■ AVAILABLE DATA ■
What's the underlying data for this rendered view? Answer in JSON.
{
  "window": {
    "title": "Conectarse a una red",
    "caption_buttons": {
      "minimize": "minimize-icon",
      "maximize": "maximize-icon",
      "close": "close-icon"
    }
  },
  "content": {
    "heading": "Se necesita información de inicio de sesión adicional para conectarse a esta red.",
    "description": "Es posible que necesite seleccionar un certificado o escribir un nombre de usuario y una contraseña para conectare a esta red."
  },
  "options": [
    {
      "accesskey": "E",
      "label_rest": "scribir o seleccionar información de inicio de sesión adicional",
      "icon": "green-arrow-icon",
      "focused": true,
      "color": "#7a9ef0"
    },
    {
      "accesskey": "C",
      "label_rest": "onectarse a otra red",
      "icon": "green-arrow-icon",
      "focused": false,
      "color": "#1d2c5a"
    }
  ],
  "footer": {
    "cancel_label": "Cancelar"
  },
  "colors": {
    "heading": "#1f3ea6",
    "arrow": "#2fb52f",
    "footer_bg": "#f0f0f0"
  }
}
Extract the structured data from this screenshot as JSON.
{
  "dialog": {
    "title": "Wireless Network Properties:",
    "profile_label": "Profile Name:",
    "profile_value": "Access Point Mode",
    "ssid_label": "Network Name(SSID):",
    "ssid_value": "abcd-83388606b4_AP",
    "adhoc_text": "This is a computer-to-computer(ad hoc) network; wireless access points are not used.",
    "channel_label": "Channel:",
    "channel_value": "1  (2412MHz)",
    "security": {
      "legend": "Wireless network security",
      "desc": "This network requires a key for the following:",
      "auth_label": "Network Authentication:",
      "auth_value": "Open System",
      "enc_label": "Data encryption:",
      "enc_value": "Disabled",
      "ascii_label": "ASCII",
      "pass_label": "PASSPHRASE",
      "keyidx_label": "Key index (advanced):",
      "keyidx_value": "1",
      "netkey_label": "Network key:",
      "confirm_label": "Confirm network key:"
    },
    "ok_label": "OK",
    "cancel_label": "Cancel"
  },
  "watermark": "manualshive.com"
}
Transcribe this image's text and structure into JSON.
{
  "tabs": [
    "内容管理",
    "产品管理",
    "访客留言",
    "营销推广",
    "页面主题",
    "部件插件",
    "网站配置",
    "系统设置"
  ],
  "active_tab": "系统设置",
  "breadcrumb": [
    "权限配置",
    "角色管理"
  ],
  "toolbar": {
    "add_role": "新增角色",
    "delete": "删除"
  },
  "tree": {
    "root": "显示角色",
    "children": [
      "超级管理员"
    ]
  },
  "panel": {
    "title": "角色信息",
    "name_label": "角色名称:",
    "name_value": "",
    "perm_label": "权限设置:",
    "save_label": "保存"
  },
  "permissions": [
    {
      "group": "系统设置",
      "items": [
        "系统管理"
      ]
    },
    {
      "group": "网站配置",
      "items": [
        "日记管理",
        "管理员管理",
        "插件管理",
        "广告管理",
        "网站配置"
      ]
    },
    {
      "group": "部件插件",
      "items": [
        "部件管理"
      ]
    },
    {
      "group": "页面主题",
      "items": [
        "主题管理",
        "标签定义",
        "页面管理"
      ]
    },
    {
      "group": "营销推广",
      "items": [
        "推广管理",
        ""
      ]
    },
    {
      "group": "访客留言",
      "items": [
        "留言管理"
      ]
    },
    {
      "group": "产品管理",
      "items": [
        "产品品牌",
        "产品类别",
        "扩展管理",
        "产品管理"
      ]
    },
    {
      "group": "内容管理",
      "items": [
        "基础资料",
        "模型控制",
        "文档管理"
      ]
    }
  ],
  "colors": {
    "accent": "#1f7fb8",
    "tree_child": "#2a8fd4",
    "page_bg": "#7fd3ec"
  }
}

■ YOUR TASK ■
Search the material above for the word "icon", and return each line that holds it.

■ RESULT ■
      "minimize": "minimize-icon",
      "maximize": "maximize-icon",
      "close": "close-icon"
      "icon": "green-arrow-icon",
      "icon": "green-arrow-icon",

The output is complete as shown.